Exercise aim
Set down a faithful copy of every record, and skip the pictures in it.

━━━ Data excerpts ━━━

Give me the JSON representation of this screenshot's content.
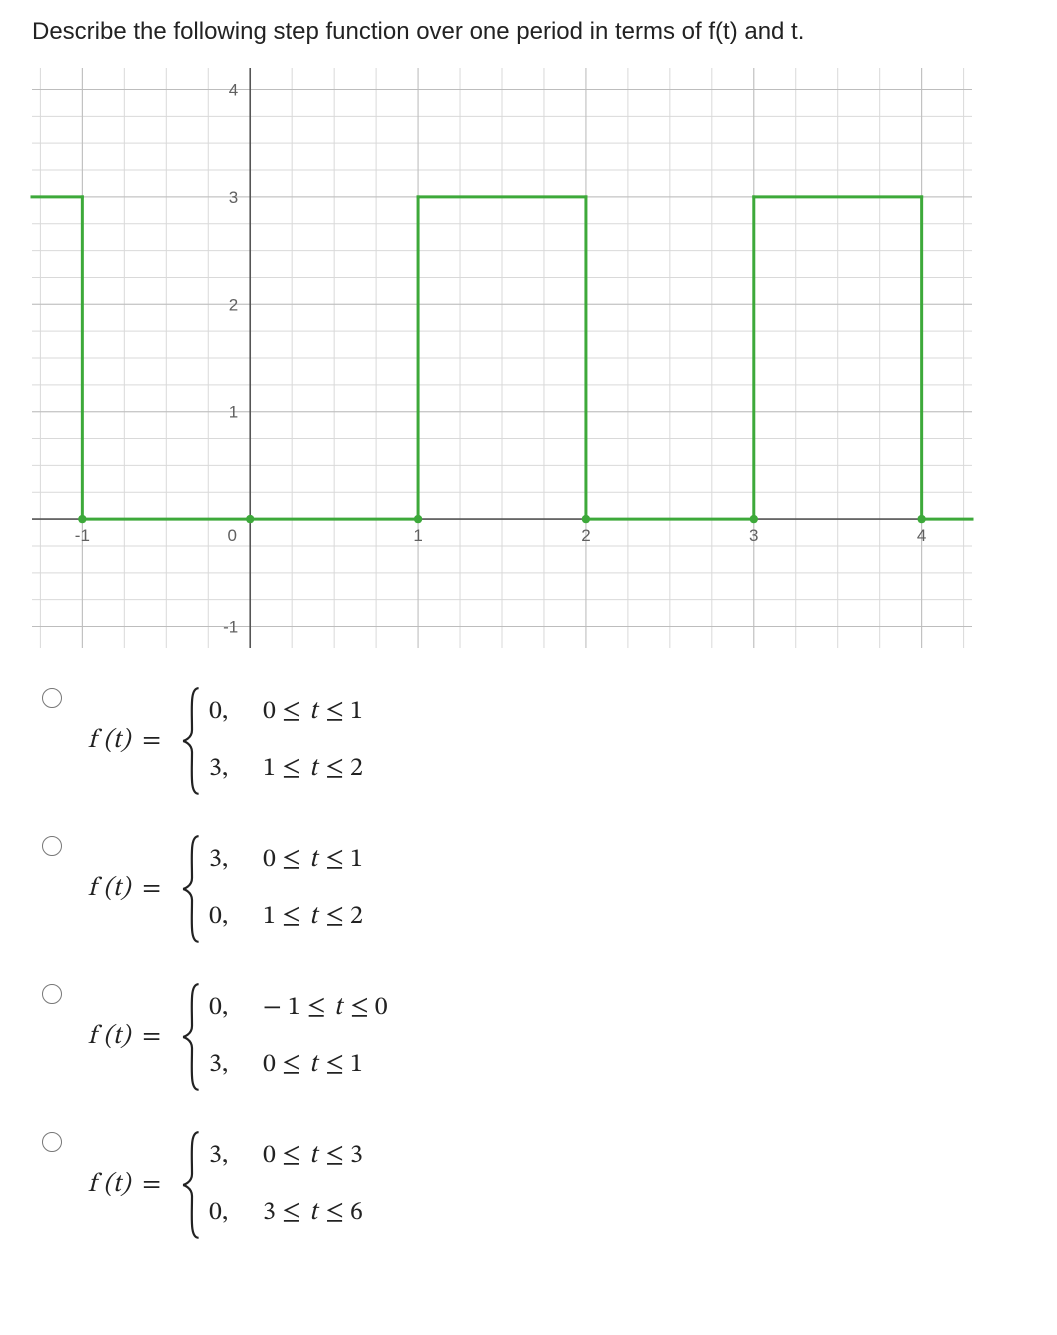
{
  "question": "Describe the following step function over one period in terms of f(t) and t.",
  "chart_data": {
    "type": "line",
    "function": "periodic step",
    "period": 2,
    "xlabel": "",
    "ylabel": "",
    "xlim": [
      -1.3,
      4.3
    ],
    "ylim": [
      -1.2,
      4.2
    ],
    "xticks": [
      -1,
      0,
      1,
      2,
      3,
      4
    ],
    "yticks": [
      -1,
      0,
      1,
      2,
      3,
      4
    ],
    "series": [
      {
        "name": "f(t)",
        "color": "#3da93a",
        "segments": [
          {
            "from": [
              -1.3,
              3
            ],
            "to": [
              -1,
              3
            ]
          },
          {
            "from": [
              -1,
              3
            ],
            "to": [
              -1,
              0
            ]
          },
          {
            "from": [
              -1,
              0
            ],
            "to": [
              0,
              0
            ]
          },
          {
            "from": [
              0,
              0
            ],
            "to": [
              0,
              0
            ]
          },
          {
            "from": [
              0,
              0
            ],
            "to": [
              1,
              0
            ]
          },
          {
            "from": [
              1,
              0
            ],
            "to": [
              1,
              3
            ]
          },
          {
            "from": [
              1,
              3
            ],
            "to": [
              2,
              3
            ]
          },
          {
            "from": [
              2,
              3
            ],
            "to": [
              2,
              0
            ]
          },
          {
            "from": [
              2,
              0
            ],
            "to": [
              3,
              0
            ]
          },
          {
            "from": [
              3,
              0
            ],
            "to": [
              3,
              3
            ]
          },
          {
            "from": [
              3,
              3
            ],
            "to": [
              4,
              3
            ]
          },
          {
            "from": [
              4,
              3
            ],
            "to": [
              4,
              0
            ]
          },
          {
            "from": [
              4,
              0
            ],
            "to": [
              4.3,
              0
            ]
          }
        ]
      }
    ],
    "one_period_definition": {
      "pieces": [
        {
          "value": 0,
          "interval": [
            0,
            1
          ]
        },
        {
          "value": 3,
          "interval": [
            1,
            2
          ]
        }
      ]
    }
  },
  "options": [
    {
      "lhs": "f (t)",
      "cases": [
        {
          "value": "0,",
          "cond_pre": "0 ≤",
          "cond_post": "≤ 1"
        },
        {
          "value": "3,",
          "cond_pre": "1 ≤",
          "cond_post": "≤ 2"
        }
      ]
    },
    {
      "lhs": "f (t)",
      "cases": [
        {
          "value": "3,",
          "cond_pre": "0 ≤",
          "cond_post": "≤ 1"
        },
        {
          "value": "0,",
          "cond_pre": "1 ≤",
          "cond_post": "≤ 2"
        }
      ]
    },
    {
      "lhs": "f (t)",
      "cases": [
        {
          "value": "0,",
          "cond_pre": "− 1 ≤",
          "cond_post": "≤ 0"
        },
        {
          "value": "3,",
          "cond_pre": "0 ≤",
          "cond_post": "≤ 1"
        }
      ]
    },
    {
      "lhs": "f (t)",
      "cases": [
        {
          "value": "3,",
          "cond_pre": "0 ≤",
          "cond_post": "≤ 3"
        },
        {
          "value": "0,",
          "cond_pre": "3 ≤",
          "cond_post": "≤ 6"
        }
      ]
    }
  ]
}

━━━

Task solution
Give me the JSON representation of this screenshot's content.
{
  "question": "Describe the following step function over one period in terms of f(t) and t.",
  "chart_data": {
    "type": "line",
    "function": "periodic step",
    "period": 2,
    "xlabel": "",
    "ylabel": "",
    "xlim": [
      -1.3,
      4.3
    ],
    "ylim": [
      -1.2,
      4.2
    ],
    "xticks": [
      -1,
      0,
      1,
      2,
      3,
      4
    ],
    "yticks": [
      -1,
      0,
      1,
      2,
      3,
      4
    ],
    "series": [
      {
        "name": "f(t)",
        "color": "#3da93a",
        "segments": [
          {
            "from": [
              -1.3,
              3
            ],
            "to": [
              -1,
              3
            ]
          },
          {
            "from": [
              -1,
              3
            ],
            "to": [
              -1,
              0
            ]
          },
          {
            "from": [
              -1,
              0
            ],
            "to": [
              0,
              0
            ]
          },
          {
            "from": [
              0,
              0
            ],
            "to": [
              0,
              0
            ]
          },
          {
            "from": [
              0,
              0
            ],
            "to": [
              1,
              0
            ]
          },
          {
            "from": [
              1,
              0
            ],
            "to": [
              1,
              3
            ]
          },
          {
            "from": [
              1,
              3
            ],
            "to": [
              2,
              3
            ]
          },
          {
            "from": [
              2,
              3
            ],
            "to": [
              2,
              0
            ]
          },
          {
            "from": [
              2,
              0
            ],
            "to": [
              3,
              0
            ]
          },
          {
            "from": [
              3,
              0
            ],
            "to": [
              3,
              3
            ]
          },
          {
            "from": [
              3,
              3
            ],
            "to": [
              4,
              3
            ]
          },
          {
            "from": [
              4,
              3
            ],
            "to": [
              4,
              0
            ]
          },
          {
            "from": [
              4,
              0
            ],
            "to": [
              4.3,
              0
            ]
          }
        ]
      }
    ],
    "one_period_definition": {
      "pieces": [
        {
          "value": 0,
          "interval": [
            0,
            1
          ]
        },
        {
          "value": 3,
          "interval": [
            1,
            2
          ]
        }
      ]
    }
  },
  "options": [
    {
      "lhs": "f (t)",
      "cases": [
        {
          "value": "0,",
          "cond_pre": "0 ≤",
          "cond_post": "≤ 1"
        },
        {
          "value": "3,",
          "cond_pre": "1 ≤",
          "cond_post": "≤ 2"
        }
      ]
    },
    {
      "lhs": "f (t)",
      "cases": [
        {
          "value": "3,",
          "cond_pre": "0 ≤",
          "cond_post": "≤ 1"
        },
        {
          "value": "0,",
          "cond_pre": "1 ≤",
          "cond_post": "≤ 2"
        }
      ]
    },
    {
      "lhs": "f (t)",
      "cases": [
        {
          "value": "0,",
          "cond_pre": "− 1 ≤",
          "cond_post": "≤ 0"
        },
        {
          "value": "3,",
          "cond_pre": "0 ≤",
          "cond_post": "≤ 1"
        }
      ]
    },
    {
      "lhs": "f (t)",
      "cases": [
        {
          "value": "3,",
          "cond_pre": "0 ≤",
          "cond_post": "≤ 3"
        },
        {
          "value": "0,",
          "cond_pre": "3 ≤",
          "cond_post": "≤ 6"
        }
      ]
    }
  ]
}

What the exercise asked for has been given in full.